Rather than condemn historic figures because they fail to meet current moral standards, let’s pause this July 4th to appreciate how far our society and the people who shaped it over the last 244 years have progressed — despite being human.
There’s no question that our ideas about liberty, freedom and the pursuit of happiness are not what they were in 1776.
Consider, for example, that the primary author of the Declaration of Independence, Thomas Jefferson, not only owned slaves but fathered children with one of the slaves he owned.
Personally, I find Jefferson the most fascinating of presidents. He was a visionary held captive by his desire to maintain his economic and social status. He was a populist — and an elitist who embraced the use of reason, science and education to improve society. His Louisiana Purchase, which changed not only the nation’s geography but its very character, was daring and strategic.
He abhorred slavery and owned slaves.
He deserves a place of honor in our country, but he doesn’t deserve worship.
As the nation angrily debates statues of Confederate leaders and such U.S. patriots as Jefferson, it’s worth considering why we choose to honor the people we do. It’s also worth asking if we’re able to appreciate their achievements and our history as the work of flawed humans, rather than view past leaders as cartoon-like superheroes or villains.
No historic figure was perfect. And neither were their documents and laws. When the Constitution was written in 1787, it considered most Black people as property. Let’s remember, too, that for decades women were denied such basic rights as the right to vote and own property.
The men who wrote and approved the Constitution were products of their time. We honor them not because they were without faults, but because of what they achieved despite their flaws.
That stands in contrast to Confederate leaders.
People such as Jefferson, George Washington, Abraham Lincoln and Ulysses S. Grant are honored because of the work they did on behalf of the nation and its citizens. Confederate officers and leaders are honored because they tried to destroy the nation to save slavery.

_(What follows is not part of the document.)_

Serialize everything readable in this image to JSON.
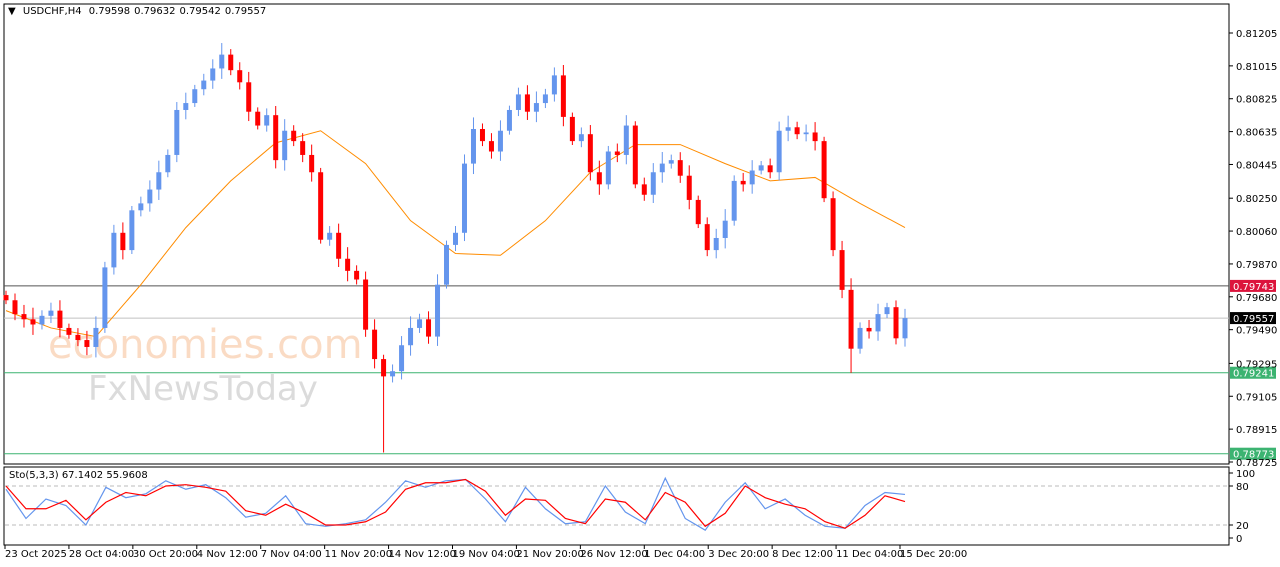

Many of their defenders might disagree with that synopsis. But it’s clear that our ideas of justice and freedom have evolved substantially, and that the Confederacy and those who honor it are on the wrong side of history.
Some historians have noted that the current toppling of statues is not new. Nations have frequently done the same, as different leaders — religious and political — took control.
But in a democratic society, that seems a sorry excuse for mobs to destroy public art.
Certainly, not every statue and memorial deserve places of public honor. Some do nothing more than pay homage to white supremacists and their ideology. But we shouldn’t judge too harshly every historic figure who fails to meet current moral standards. When appropriate, we could add context and understanding to public displays that fail to reflect today’s standards. This can be done with plaques and other artwork.
It’s time we all understood that there was no halcyon America — no era when we all prospered, lived peacefully and extended freedom and justice to all.
Building America has always been a struggle, not only against outside forces but against inner demons and our own worst natures.
Our founders understood that.
And still persevered.
A native of Garden City, Julie Doll is a former journalist who has worked at newspapers across Kansas.